The oldest humans are known to inhabit Hasanlu mound are the Mannai tribe. The bronze products of Mannai tribe are comparable with famous bronze pieces of Lorestan. The specialists have identified ten layers of different periods in Hasanlu, amongst which the oldest date back to six thousand years B.C. The ninth and seventh periods are dated between six thousand and three thousand years B.C.
The early archeological researches in Teppe Hasanlu were conducted in 1934. Two years later, in 1936, Sir Aurel Stein, the English scientist, conducted multiple surveys, which resulted in the discovery of some artifacts. Two other expeditions were carried out in 1947 and 1949 respectively.
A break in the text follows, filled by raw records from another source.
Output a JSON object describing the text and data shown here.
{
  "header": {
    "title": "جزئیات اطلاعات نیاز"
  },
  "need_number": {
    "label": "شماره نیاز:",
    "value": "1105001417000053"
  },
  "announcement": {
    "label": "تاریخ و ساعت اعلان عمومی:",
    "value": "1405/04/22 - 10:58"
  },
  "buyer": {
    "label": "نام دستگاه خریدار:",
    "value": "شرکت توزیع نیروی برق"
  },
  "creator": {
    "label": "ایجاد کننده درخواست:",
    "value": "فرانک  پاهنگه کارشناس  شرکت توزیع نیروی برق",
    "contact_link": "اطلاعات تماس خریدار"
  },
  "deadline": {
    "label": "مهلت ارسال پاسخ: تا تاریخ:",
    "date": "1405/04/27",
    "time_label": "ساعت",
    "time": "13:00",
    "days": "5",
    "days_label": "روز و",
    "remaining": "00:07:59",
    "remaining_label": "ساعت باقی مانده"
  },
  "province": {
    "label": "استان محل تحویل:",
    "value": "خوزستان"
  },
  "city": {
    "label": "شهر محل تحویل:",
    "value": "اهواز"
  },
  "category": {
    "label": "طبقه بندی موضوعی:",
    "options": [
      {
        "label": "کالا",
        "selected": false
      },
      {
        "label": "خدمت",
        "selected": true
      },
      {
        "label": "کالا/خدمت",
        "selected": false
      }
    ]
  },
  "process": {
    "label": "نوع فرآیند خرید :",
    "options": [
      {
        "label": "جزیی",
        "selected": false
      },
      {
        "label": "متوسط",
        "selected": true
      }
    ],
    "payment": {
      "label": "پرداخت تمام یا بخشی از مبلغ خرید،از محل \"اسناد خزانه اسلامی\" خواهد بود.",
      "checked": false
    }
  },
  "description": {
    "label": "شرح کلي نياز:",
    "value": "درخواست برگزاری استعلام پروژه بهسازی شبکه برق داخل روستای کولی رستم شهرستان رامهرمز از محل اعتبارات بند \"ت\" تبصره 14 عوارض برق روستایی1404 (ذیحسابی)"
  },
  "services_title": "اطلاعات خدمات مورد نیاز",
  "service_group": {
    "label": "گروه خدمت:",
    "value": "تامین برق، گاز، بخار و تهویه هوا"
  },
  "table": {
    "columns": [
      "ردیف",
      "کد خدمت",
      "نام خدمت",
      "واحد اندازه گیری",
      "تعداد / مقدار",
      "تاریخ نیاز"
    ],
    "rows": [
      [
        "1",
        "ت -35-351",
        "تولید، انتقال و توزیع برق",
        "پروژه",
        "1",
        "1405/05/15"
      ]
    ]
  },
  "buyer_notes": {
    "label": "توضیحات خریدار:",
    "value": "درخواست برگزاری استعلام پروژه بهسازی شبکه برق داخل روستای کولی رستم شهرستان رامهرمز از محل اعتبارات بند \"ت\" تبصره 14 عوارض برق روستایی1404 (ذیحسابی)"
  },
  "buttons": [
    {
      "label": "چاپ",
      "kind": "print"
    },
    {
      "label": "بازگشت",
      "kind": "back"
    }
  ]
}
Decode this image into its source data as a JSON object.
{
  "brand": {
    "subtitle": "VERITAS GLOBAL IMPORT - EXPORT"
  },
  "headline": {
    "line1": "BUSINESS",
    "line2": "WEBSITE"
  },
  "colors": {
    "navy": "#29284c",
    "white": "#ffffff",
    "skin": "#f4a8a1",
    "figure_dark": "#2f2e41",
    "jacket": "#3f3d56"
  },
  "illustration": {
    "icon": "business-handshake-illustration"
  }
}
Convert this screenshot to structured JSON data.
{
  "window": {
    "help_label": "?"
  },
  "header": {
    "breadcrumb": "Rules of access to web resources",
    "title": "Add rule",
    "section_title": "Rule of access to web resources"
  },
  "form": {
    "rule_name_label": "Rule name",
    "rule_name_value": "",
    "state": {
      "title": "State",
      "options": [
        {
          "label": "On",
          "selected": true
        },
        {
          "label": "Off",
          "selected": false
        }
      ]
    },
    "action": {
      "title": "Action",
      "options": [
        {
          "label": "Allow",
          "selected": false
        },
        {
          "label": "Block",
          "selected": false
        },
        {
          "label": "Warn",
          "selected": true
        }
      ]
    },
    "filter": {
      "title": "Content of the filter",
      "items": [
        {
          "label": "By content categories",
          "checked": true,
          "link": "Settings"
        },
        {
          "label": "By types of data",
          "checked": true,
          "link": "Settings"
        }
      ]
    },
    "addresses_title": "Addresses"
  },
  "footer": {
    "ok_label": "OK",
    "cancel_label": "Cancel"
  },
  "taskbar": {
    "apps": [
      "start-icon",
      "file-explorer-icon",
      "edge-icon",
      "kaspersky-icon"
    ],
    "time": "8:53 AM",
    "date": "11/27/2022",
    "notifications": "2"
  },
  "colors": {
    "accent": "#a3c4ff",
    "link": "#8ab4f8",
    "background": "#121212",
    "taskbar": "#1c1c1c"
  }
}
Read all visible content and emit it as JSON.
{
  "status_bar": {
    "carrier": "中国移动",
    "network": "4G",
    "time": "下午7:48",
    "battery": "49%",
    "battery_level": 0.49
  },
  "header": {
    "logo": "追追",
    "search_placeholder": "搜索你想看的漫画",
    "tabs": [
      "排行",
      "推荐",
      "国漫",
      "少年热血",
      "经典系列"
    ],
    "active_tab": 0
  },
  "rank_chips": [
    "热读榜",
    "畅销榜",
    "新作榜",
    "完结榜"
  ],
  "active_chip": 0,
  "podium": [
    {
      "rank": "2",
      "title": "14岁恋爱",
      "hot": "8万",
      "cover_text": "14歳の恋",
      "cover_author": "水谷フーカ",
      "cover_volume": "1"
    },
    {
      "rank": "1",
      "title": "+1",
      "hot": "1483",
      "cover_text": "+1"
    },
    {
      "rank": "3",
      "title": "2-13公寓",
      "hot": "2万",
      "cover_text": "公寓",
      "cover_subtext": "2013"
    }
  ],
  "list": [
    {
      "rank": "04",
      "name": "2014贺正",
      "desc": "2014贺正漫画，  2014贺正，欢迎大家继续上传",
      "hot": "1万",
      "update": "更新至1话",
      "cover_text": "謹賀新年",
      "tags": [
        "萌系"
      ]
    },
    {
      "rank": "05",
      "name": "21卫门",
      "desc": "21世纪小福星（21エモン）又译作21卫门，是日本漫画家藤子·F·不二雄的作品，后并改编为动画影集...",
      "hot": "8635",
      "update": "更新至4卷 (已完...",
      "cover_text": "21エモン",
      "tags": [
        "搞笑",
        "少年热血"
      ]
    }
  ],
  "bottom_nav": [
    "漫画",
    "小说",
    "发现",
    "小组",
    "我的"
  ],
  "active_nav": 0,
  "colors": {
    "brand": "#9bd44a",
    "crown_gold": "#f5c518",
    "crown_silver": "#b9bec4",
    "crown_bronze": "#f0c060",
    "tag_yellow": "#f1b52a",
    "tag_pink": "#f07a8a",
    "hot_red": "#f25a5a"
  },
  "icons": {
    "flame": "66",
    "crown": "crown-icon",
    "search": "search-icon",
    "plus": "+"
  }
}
Eventually, a scientific excavation began by the Chief Archeological Office in 1949. It should be mentioned that the objects that are exhibited today in the National Museum of Iran were found during this survey. However, it was an excavation group of both Iranian and American archeologists who discovered the Golden bowl of Hasanlu in 1957.
Golden bowl of Hasanlu is considered one of the most celebrated national artifacts of Iran. It was found during the researches of Robert Dyson from America in 1958 in Teppe Hasanlu. The age of this bowl has been estimated to be about three thousand and two hundred years. Images have been engraved on its body that seems to depict an epic story. The bowl is now kept at the National Museum of Iran next to other discoveries of this site.
Teppe Hasanlu is located seven kilometers away from the Naqadeh County in West Azerbaijan. It is considered a historical site that is only twelve kilometers from Lake Urmia and between two villages of Aminlu and Hasanlu, which is the reason it has been named so.